“"no amount of education can cure natural dullness or make up for original mental deficiencies. Unless the average natural mental capacity of men is much above its level in my day, a high education must be pretty nearly thrown away on a large element of the population. We used to hold that a certain amount of susceptibility to educational influences is required to make a mind worth cultivating, just as a certain natural fertility in soil is required if it is to repay tilling."
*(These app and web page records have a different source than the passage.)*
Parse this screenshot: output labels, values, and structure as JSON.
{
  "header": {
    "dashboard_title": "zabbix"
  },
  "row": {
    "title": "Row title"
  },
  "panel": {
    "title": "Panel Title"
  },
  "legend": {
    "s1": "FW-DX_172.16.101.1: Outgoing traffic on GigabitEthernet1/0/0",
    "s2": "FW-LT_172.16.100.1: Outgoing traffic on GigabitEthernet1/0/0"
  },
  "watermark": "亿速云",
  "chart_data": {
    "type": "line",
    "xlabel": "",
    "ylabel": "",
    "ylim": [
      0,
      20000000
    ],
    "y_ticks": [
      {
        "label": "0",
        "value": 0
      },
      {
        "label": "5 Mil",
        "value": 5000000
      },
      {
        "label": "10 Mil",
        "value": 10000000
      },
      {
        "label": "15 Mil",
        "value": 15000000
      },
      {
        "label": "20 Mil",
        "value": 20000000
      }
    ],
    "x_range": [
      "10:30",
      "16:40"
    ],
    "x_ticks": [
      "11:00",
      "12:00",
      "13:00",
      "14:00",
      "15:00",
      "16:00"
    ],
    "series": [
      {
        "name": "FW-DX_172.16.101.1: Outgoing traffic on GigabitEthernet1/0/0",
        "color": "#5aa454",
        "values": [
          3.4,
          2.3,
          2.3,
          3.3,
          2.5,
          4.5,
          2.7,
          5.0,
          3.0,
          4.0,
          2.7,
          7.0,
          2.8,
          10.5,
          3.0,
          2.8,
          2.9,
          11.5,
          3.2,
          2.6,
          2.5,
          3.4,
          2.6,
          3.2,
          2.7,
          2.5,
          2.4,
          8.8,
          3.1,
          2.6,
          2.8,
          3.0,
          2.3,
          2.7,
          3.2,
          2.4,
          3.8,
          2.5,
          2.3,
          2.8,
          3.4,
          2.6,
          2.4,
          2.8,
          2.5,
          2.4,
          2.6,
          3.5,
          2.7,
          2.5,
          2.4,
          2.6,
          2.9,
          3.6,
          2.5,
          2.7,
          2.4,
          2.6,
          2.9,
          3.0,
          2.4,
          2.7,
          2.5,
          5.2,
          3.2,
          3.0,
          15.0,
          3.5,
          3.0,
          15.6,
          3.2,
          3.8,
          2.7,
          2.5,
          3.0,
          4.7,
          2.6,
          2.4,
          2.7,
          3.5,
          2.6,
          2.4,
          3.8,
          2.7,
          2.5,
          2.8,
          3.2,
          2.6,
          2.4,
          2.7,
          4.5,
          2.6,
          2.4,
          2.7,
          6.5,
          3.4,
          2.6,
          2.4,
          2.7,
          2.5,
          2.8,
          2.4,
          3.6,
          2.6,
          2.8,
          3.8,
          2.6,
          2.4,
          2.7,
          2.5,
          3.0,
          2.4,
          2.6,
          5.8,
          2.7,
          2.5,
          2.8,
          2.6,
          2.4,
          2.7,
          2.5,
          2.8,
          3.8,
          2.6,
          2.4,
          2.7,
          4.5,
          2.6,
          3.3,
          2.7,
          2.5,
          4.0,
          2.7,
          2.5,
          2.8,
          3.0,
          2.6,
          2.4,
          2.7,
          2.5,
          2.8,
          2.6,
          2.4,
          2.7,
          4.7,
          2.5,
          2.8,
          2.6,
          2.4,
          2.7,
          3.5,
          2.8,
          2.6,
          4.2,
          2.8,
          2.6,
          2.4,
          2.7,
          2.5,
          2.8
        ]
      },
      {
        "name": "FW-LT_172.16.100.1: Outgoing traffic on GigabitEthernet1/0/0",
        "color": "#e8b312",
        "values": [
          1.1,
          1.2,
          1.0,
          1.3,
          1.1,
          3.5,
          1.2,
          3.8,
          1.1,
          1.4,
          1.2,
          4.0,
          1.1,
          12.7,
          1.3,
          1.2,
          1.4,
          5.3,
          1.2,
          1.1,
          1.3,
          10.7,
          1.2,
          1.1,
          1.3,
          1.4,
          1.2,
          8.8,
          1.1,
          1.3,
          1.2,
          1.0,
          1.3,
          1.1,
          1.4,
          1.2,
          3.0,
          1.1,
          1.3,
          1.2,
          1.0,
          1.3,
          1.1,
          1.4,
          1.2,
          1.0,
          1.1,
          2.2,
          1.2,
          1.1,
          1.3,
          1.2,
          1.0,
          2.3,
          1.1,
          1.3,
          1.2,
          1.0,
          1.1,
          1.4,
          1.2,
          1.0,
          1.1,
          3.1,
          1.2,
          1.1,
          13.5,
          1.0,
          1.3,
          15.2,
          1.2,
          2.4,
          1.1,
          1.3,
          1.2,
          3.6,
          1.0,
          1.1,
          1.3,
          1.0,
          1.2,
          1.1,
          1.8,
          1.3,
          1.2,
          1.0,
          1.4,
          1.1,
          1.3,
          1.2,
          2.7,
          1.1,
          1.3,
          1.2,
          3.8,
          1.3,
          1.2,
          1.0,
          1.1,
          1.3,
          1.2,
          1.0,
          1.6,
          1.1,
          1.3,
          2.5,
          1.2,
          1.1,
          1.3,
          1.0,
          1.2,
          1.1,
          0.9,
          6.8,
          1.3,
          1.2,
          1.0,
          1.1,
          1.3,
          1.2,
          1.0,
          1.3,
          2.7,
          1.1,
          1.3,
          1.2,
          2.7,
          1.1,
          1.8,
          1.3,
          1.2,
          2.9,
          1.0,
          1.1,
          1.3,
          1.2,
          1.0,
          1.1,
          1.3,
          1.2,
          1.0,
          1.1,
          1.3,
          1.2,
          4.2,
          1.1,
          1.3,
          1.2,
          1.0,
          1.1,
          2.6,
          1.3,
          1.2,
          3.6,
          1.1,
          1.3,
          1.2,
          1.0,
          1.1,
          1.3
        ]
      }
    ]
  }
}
"Ah," said Dr. Leete, "I am glad you used that illustration, for it is just the one I would have chosen to set forth the modern view of education. You say that land so poor that the product will not repay the labor of tilling is not cultivated. Nevertheless, much land that does not begin to repay tilling by its product was cultivated in your day and is in ours. I refer to gardens, parks, lawns, and, in general, to pieces of land so situated that, were they left to grow up to weeds and briers, they would be eyesores and inconveniences to all about. They are therefore tilled, and though their product is little, there is yet no land that, in a wider sense, better repays cultivation. So it is with the men and women with whom we mingle in the relations of society, whose voices are always in our ears, whose behavior in innumerable ways affects our enjoyment -- who are, in fact, as much conditions of our lives as the air we breathe, or any of the physical elements on which we depend. If, indeed, we could not afford to educate everybody, we should choose the coarsest and dullest by nature, rather than the brightest, to receive what education we could give. The naturally refined and intellectual can better dispense with aids to culture than those less fortunate in natural endowments.”